12/30/2011 03:00 pm ET | Updated Feb 29, 2012

Germany's First Lights: A Hanukkah Reflection

Every year I spend one night of Hanukkah with my grandmother, who is 89 years old. And every year it seems that I manage to leave this poor woman in tears. The last time I showed up at my Bubby's house for Hanukkah I forgot to close the oven door when I took out the latkes, which caused her to accidentally trip and fall in the kitchen leaving her with a bruised face in a shade of blue not entirely dissimilar to those little blue candles we had just lit on our menorah.

This year I was extra cautious in the kitchen and we made through dinner, draidel playing and even the X-Factor without incident.

And just as I thought I had cleared through all the hurtles, it happened. As if this holiday season of Chava blunders should be any different than the last.

Bubby handed me the matches and said "You are the oldest, here you light." I lit the match and touched the blue wick that stood in the tall silver menorah. In the corner of my eye, I noticed a second smaller menorah with orange candles set up and proceeded to light it as well. Just as the flame hit the orange wick, my grandmother shouted "NO NO, NOT THAT ONE!" With fear and intimidation, I immediately blew it out, trying my best to clean up the candle that now had the black scar of a charred fragile wick.

"Chava, those candles are 50 years old! I never light that menorah! That is the one we leave unlit!"

Oh the shame and guilt I felt for lighting my grandmother's coveted antique 50-year-old candles, which she had managed to display so flawlessly for an entire jubilee of time.

My Bubby is an amazing person who has weathered the storms of burying two husbands and a son, yet she still remains incredibly steadfast in her faith, despite it all. Almost every visit I have with Bubby is spent reminiscing about my grandfather, their tremendous love affair and the times she spent as a United State's Lieutenant's wife, a role she is most proud of.

As I gazed at my grandmother now welling with tears, it became evident that this menorah and those precious candles I almost singed to oblivion had a unique and precious story attached to her past.
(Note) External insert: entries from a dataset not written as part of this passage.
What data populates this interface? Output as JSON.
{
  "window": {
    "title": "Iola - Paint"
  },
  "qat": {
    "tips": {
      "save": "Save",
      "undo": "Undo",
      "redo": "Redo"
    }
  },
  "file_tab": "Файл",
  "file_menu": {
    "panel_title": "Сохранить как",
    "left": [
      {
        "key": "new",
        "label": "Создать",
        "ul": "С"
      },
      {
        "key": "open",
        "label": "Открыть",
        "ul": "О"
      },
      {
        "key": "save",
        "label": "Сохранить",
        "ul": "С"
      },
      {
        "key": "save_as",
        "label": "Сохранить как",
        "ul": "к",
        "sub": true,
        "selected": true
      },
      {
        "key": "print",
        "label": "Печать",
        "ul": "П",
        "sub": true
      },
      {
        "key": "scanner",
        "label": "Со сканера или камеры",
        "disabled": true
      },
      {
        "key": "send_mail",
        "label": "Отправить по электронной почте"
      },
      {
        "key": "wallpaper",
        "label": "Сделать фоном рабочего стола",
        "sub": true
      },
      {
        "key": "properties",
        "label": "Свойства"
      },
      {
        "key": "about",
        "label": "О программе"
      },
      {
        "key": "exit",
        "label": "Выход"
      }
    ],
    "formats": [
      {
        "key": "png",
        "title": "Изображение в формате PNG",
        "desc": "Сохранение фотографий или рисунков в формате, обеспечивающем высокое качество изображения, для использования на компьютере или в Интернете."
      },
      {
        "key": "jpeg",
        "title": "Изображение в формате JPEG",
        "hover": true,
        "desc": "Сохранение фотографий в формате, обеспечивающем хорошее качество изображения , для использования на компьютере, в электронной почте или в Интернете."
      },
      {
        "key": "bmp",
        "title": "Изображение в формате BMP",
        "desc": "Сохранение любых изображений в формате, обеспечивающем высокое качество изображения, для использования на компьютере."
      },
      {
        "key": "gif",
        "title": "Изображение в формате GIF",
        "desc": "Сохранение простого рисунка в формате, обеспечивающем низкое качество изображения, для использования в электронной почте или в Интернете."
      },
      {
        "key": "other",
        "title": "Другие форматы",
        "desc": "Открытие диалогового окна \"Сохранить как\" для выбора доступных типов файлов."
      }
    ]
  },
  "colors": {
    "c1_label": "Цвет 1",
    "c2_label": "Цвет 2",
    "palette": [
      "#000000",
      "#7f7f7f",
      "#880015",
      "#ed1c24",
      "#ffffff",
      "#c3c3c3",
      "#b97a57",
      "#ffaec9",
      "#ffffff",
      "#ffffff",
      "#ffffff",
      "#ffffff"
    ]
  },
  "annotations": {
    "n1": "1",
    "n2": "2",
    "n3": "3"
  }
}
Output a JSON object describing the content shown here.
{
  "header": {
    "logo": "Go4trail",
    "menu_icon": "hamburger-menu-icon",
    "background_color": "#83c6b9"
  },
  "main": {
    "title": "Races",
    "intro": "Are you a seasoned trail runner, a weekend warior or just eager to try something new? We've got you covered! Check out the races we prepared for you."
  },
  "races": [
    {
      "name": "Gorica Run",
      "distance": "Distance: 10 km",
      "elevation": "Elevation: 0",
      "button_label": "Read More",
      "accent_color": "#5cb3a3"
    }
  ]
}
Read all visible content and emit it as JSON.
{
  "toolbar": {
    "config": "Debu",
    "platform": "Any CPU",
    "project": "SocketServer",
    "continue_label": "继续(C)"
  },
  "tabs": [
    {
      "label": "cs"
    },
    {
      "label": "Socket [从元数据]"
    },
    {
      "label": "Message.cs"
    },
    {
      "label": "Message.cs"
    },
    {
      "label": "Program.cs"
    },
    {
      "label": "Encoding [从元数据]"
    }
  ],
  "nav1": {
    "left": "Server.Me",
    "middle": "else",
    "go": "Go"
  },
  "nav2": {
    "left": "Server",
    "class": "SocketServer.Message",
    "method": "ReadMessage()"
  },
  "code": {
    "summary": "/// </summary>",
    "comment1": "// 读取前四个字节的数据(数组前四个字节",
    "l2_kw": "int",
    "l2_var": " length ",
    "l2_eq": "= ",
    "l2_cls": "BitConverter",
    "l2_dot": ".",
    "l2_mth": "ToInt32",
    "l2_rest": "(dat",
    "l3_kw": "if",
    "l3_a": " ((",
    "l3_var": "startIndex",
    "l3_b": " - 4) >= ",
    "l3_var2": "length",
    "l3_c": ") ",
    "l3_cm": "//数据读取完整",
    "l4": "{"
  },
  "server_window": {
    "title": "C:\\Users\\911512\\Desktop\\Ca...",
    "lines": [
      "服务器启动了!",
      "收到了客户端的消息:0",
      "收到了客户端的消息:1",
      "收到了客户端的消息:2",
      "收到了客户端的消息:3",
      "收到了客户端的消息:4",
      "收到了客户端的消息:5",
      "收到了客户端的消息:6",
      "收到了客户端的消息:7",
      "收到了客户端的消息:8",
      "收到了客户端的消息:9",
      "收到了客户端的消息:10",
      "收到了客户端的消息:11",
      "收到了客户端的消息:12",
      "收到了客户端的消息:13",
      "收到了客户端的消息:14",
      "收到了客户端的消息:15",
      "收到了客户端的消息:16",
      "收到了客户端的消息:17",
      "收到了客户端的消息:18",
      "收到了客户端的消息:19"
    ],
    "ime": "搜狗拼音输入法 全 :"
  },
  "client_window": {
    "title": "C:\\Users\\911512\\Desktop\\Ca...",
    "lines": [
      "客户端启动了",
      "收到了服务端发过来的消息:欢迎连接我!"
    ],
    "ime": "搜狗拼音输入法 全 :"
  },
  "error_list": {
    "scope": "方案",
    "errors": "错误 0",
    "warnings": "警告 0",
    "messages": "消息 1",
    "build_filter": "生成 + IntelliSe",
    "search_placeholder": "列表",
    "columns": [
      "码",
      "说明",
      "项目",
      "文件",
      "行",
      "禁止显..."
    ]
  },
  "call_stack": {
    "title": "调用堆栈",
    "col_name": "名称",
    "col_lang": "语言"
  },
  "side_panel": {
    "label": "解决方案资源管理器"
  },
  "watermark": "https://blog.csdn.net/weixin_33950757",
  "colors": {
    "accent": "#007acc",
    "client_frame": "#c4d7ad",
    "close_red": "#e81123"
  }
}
The year was 1952, just seven short years after the Holocaust, when my grandparents were stationed in an American army base in Germany. When the winter holiday season rolled around, the American soldiers were given the opportunity to choose gifts that were collected for the officers and their families. My grandfather sifted through the donated items and found one lonely small brass menorah amongst the pile of holiday toys and presents. Upon seeing this precious menorah, my grandmother called her cousin back home in the states requesting her to send Hanukkah candles from the U.S. so they would be able to light their newly found treasure.

The orange candles that arrived from Newburgh, N.Y., were clearly the perfect choice. My grandmother placed the orange candles inside the menorah and observed them to be the perfect fit as if the Menorah was made especially for them. With the joy of their Jewish pride brimming, my grandparents lit their menorah in the window that year. To their surprise, several German townspeople began lingering outside my grandparent's front lawn. With less than a decade separating my Jewish grandparents from the ashes of Auschwitz that still permeated the German soil, fear began to creep inside them. Just to be safe, an officer was called to stand guard of their home as the lights burned. Men and women from all across the town came to view the lights. When asked by the officer why they insisted on lingering in front of my Bubby's home, a German neighbor replied: "It has been at least 15 years since our small town has seen the lights. It's nice to have them back." Fifteen hundred Jews were killed in this small village of Germany, and yet less than seven years later, this little unassuming menorah became the first Hanukkah to illuminate the vast darkness the Nazis left in their aftermath.

A few short years later my grandfather died, leaving my grandmother a widow at the tender age of 36. Ironically, that same year the candle company that manufactured those little orange candles that fit so perfectly inside that small unassuming menorah went under. With only one last box of orange candles in my grandmother's possession, she decided to set that menorah in the window next to the menorah that she lights each year as a reminder of what she lost and the miracle her and my grandfather witnessed together.

So now there are two menorahs in my grandmother's window, one tall silver one that she kindles each night boasting their colors and luminous light, and a small humble brass menorah with 50-year-old orange candles perfectly staged, except for the shamash that is now slightly singed.

Maybe I was meant to light that ancient wick, for had I left it alone this beautiful story would have never been recovered, reminding us that sometimes things get broken in order for new light and new lessons to emerge. Maybe now when my grandmother stares at those imperfect orange candles she will not only think of her painful past but of her beautiful bright legacy she has so valiantly managed to create. Even if her future and legacy lies in the hands of a clutzy granddaughter who manages to torment the hell out of her.